Any person(s) 18 years or older or any individual(s) doing business as a company may file a small claims case. A parent or guardian may file on behalf of a minor child. Each person who is a party to the claim must appear at the Clerk’s office to sign the necessary paperwork in the presence of a deputy clerk, or the signatures must be notarized.
The judge will require mediation because mediation is economical. The settlement is viewed as fair by both parties. There is one court meeting. You do not need to subpoena witnesses or evidence and depend on their presence at trial. You do not have to conduct extensive trial preparation.
Mediation preserves personal and business relationships. It allows debtors to arrange repayment plans, avoid judgment, and preserve credit reputation. Mediation protects privacy and avoids the publicity of the trial. Both parties remain in control and participate in a "win-win" solution. The agreement is final and the dispute resolved.

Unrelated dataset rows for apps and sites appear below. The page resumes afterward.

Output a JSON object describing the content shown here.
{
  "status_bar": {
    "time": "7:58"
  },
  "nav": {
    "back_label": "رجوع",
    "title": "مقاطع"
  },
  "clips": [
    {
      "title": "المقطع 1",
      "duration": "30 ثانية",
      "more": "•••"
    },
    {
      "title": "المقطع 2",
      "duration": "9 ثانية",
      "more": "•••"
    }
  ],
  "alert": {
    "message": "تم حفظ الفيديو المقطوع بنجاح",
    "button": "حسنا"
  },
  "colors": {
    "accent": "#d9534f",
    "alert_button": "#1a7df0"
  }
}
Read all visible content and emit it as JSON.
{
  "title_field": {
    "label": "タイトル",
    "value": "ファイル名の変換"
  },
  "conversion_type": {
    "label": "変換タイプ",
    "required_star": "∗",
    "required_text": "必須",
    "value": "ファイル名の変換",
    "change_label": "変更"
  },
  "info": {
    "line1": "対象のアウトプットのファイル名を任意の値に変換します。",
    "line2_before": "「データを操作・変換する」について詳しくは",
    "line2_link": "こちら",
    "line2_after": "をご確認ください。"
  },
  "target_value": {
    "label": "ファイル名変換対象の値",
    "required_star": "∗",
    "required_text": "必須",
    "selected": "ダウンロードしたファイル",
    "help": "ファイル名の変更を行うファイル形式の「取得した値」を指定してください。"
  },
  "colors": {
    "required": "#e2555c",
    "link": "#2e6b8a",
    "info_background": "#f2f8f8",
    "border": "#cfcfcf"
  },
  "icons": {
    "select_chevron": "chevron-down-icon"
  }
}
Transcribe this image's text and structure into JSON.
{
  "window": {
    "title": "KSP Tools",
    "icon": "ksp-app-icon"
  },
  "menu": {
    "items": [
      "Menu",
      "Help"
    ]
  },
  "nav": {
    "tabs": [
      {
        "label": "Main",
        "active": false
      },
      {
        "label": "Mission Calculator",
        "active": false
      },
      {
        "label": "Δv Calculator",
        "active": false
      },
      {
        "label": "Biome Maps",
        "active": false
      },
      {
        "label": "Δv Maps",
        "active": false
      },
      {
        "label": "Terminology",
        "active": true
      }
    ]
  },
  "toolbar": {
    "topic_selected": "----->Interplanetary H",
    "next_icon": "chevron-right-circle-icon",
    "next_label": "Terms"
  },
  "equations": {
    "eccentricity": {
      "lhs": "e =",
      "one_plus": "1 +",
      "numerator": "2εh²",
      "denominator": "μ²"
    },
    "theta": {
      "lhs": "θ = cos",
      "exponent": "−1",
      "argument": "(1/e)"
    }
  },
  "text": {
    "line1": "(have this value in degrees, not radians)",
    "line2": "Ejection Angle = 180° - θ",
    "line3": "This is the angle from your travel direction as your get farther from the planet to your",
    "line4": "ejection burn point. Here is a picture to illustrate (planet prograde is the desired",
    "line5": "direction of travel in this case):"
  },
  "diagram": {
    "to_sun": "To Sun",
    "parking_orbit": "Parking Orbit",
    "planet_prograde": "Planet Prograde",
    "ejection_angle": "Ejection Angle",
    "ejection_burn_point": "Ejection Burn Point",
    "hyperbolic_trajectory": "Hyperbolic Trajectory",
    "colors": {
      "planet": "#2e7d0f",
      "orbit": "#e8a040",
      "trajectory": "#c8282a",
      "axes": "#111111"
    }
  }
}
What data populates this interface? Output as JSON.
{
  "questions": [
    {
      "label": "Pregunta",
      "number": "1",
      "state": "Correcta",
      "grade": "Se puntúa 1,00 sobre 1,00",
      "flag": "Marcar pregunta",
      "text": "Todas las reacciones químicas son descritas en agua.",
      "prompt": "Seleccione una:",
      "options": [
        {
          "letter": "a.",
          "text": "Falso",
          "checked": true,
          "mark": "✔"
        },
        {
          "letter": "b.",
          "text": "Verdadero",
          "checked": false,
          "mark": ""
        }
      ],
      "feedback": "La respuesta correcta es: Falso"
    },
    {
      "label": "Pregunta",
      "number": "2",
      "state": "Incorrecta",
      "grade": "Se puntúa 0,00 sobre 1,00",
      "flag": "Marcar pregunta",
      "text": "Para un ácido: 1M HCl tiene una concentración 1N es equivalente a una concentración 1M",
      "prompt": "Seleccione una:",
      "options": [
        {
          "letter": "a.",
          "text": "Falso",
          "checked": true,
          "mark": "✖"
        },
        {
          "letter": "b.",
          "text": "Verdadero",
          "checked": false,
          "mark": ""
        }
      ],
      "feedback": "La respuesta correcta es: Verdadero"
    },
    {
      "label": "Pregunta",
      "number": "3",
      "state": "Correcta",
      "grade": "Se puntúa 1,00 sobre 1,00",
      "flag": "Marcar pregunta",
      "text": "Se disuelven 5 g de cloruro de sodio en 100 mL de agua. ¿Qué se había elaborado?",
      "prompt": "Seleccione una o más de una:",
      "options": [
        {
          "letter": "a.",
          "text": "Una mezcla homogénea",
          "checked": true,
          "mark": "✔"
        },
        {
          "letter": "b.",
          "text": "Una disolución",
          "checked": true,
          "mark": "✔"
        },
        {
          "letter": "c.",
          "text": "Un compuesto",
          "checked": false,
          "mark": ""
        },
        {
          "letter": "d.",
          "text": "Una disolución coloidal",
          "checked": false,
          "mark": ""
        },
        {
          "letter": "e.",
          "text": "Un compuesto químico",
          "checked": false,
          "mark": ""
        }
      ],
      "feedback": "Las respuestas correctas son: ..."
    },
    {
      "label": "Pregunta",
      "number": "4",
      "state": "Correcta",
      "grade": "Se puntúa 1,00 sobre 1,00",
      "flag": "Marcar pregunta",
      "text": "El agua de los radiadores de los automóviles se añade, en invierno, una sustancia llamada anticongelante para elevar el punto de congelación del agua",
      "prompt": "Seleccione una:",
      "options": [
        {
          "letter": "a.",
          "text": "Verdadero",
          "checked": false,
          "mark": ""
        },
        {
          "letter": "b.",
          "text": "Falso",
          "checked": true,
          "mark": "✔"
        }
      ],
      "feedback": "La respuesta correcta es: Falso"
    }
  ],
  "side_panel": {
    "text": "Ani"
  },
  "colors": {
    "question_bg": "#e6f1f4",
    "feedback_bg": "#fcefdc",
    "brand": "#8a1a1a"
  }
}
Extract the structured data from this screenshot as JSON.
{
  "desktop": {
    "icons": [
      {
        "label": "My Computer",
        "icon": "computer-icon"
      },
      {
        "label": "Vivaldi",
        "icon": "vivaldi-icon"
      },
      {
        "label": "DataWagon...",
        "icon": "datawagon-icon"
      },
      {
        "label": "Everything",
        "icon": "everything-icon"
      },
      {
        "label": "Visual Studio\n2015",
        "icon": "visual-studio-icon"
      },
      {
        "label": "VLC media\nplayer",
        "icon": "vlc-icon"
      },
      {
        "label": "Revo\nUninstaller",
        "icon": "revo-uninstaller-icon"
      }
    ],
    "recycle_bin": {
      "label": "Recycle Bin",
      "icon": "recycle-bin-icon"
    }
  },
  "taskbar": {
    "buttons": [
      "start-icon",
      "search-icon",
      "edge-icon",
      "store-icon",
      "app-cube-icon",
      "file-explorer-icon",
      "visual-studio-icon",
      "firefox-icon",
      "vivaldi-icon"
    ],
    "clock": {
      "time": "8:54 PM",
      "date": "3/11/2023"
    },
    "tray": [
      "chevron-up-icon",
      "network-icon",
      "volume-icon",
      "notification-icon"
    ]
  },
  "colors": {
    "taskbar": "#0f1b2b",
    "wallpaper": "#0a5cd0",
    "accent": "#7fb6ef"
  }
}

Yes, a trial by jury may be requested by the person(s) filing the small claims case [plaintiff(s)] upon written demand at the time the case is filed. Someone being filed against [defendant] may request a jury trial within five days after service of notice or at the pretrial conference.
If, at any time in the proceedings a settlement is reached between the parties, the plaintiff [person(s) who filed suit] must notify the Clerk’s office in writing of the settlement.
The court does not collect money damages for you. You may wish to consult with an attorney for advice on how to collect your judgment.
If you choose to place a judgment lien against any individually owned real property of the defendant’s following the award of a judgment in your favor, you should obtain a certified copy of your judgment and have it recorded in the official records at the Clerk’s Official Records Department. Fees for recording are set by statute and are subject to change by legislative action. Contact the Clerk’s office for current fees.